Would You Like A Protein: An Open Response to an Open Letter

Recently, one of our guests tweeted something way heavier than the usual complaint about a forgotten lemon wedge. Writer and thinker Chris Castiglione called us out on the way our servers ask, “Would you like a protein with that?” Chris posed that this phrase distances our guests from the very real (and honestly, problematic) industry of animal agriculture, and also ignores the fact that veggies alone contain plenty of protein.

Chris isn’t wrong. Animal agriculture is a complicated topic. It’s one of the leading contributors to climate change: just one calorie of animal protein requires more than ten times the fossil fuel input as a calorie of plant protein, and we all know today’s quantities of livestock emit heaps of nasty toxic emissions. Then again, there are certain nutrients our body can get only from meat (without resorting to artificial supplements), and the medical community has found no conclusive evidence that we should ditch meat for good. In fact, “meat consumption is a part of our evolutionary heritage; meat production has been a major component of modern food systems; carnivory should remain, within limits, an important component of a civilization that finally must learn how to maintain the integrity of its only biosphere,” writes scientist Vaclav Smil in his seriously informative book Should We Eat Meat?: Evolution and Consequences of Modern Carnivory.

Eating meat in an ethical way is a conscious choice, and although Dig Inn will continue to serve it, we never want to gloss over the more difficult aspects of this imperfect industry. Ethical meat does exist, and there are many husbandry practices that actually sequester carbon and don’t contribute to climate change. Our sourcing team is always on the lookout for the most sustainable producers possible.

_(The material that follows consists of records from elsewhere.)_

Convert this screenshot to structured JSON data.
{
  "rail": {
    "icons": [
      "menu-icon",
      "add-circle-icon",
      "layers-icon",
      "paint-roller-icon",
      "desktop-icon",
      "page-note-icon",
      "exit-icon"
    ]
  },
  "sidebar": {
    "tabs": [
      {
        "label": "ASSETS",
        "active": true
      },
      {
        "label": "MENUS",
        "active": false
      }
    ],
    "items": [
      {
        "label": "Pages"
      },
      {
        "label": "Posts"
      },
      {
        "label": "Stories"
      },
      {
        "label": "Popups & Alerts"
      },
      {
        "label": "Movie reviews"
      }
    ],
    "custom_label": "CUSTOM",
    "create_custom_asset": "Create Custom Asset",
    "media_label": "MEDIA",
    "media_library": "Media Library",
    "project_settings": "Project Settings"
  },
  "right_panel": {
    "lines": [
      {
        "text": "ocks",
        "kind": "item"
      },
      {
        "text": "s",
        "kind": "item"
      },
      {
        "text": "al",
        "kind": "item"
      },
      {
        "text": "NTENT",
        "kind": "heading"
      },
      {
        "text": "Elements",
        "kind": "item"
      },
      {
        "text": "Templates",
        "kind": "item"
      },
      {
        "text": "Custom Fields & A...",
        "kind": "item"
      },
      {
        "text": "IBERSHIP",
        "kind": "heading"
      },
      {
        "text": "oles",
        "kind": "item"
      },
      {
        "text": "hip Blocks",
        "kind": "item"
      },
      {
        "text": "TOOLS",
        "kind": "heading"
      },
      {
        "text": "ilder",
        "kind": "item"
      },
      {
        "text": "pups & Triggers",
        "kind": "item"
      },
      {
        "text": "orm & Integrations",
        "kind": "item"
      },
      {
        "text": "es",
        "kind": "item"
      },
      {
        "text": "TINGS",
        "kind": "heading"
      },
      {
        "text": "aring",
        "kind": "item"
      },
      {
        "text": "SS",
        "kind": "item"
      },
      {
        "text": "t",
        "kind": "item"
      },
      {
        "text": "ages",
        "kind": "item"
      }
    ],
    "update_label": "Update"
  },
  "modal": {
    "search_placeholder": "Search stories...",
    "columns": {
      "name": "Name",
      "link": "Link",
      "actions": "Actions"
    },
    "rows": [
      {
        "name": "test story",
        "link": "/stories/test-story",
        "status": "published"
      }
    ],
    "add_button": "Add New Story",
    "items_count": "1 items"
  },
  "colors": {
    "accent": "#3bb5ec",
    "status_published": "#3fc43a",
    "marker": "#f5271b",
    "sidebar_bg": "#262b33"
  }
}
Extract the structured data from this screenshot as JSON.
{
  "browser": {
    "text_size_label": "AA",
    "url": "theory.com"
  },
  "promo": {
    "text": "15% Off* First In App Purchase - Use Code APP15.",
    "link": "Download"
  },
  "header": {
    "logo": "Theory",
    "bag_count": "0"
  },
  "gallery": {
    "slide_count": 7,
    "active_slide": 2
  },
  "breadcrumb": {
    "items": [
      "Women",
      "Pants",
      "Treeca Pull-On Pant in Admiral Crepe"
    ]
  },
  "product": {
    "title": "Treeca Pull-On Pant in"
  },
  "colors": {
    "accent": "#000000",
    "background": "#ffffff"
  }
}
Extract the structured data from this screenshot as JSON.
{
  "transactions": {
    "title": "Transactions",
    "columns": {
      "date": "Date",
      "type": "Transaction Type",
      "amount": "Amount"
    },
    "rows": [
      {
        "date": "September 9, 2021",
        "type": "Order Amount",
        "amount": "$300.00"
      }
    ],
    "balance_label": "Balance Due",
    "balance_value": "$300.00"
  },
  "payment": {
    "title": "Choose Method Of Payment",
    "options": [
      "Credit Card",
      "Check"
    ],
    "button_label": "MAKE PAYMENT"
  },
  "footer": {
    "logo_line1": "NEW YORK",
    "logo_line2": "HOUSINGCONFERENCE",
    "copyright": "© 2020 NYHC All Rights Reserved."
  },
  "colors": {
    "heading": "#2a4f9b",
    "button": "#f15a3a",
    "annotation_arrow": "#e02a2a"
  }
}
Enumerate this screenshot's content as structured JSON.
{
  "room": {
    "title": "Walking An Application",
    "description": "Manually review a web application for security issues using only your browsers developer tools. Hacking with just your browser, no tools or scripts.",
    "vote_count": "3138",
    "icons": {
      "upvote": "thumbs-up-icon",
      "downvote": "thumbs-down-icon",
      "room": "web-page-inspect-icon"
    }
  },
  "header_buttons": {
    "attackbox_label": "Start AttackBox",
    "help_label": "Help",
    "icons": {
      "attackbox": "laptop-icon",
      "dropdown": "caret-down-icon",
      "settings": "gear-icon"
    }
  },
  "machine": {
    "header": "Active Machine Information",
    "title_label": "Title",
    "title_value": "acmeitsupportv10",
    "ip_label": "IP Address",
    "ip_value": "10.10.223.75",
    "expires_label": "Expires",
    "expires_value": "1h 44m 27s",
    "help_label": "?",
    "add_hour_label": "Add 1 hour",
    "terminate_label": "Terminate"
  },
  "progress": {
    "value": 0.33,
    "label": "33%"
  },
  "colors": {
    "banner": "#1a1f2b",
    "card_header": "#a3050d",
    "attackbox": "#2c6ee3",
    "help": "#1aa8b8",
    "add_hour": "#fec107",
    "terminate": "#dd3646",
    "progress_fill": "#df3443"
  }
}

Obviously, we’d like to see an industry-wide shift toward these practices, and will do all we can to influence demand.

“Dig Inn serves tens of thousands of people each day. You have a powerful opportunity to educate people about nutrition by using language correctly.” — Chris Castiglione

To echo our main man Chris, a nutritionally sound, protein-packed meal doesn’t have to include meat. Y’all should know by now that we’re pretty obsessed with everything that comes out of the ground; our menu, our entire business for that matter, is shaped by the growing seasons. We create quizzes to determine which veggie we most represent, we pore over brussels porn, we debate over how to best fit a stalk of asparagus in a takeaway container. While we’ve always prided ourselves on being fruit n’ veg cheer captains, Chris has helped us see that the way we currently structure our ordering process is selling our MVPs short. We’re walking the walk, without talking the talk.

It all boils down to this — if we all start changing the way we talk about food, chances are the way we consume it will change, too. This is why we’re dropping the vague ‘protein’ line, and phrasing the question straight up: “Would you like meat, fish, or tofu?” Though it takes time to learn new habits, we’re committed to doing this right — you should see a full shift in all our restaurants over the next month.

Wielding the chef’s knife gives us a huge amount of respect for the food we serve. We want our language to reflect the mindfulness with which we create, prepare, and serve the bounty in your bowl. Dig Inn operates in the spirit of transparency, and as an aware restaurant, we aim to create aware guests. If every now and then that means being reminded of our very own mission by one of you, so be it. We couldn’t be happier to get cut down to size.

Perfect Imperfections ← P R E V I O U S

N E X T → What’s At Stake — Our Food Policy Debrief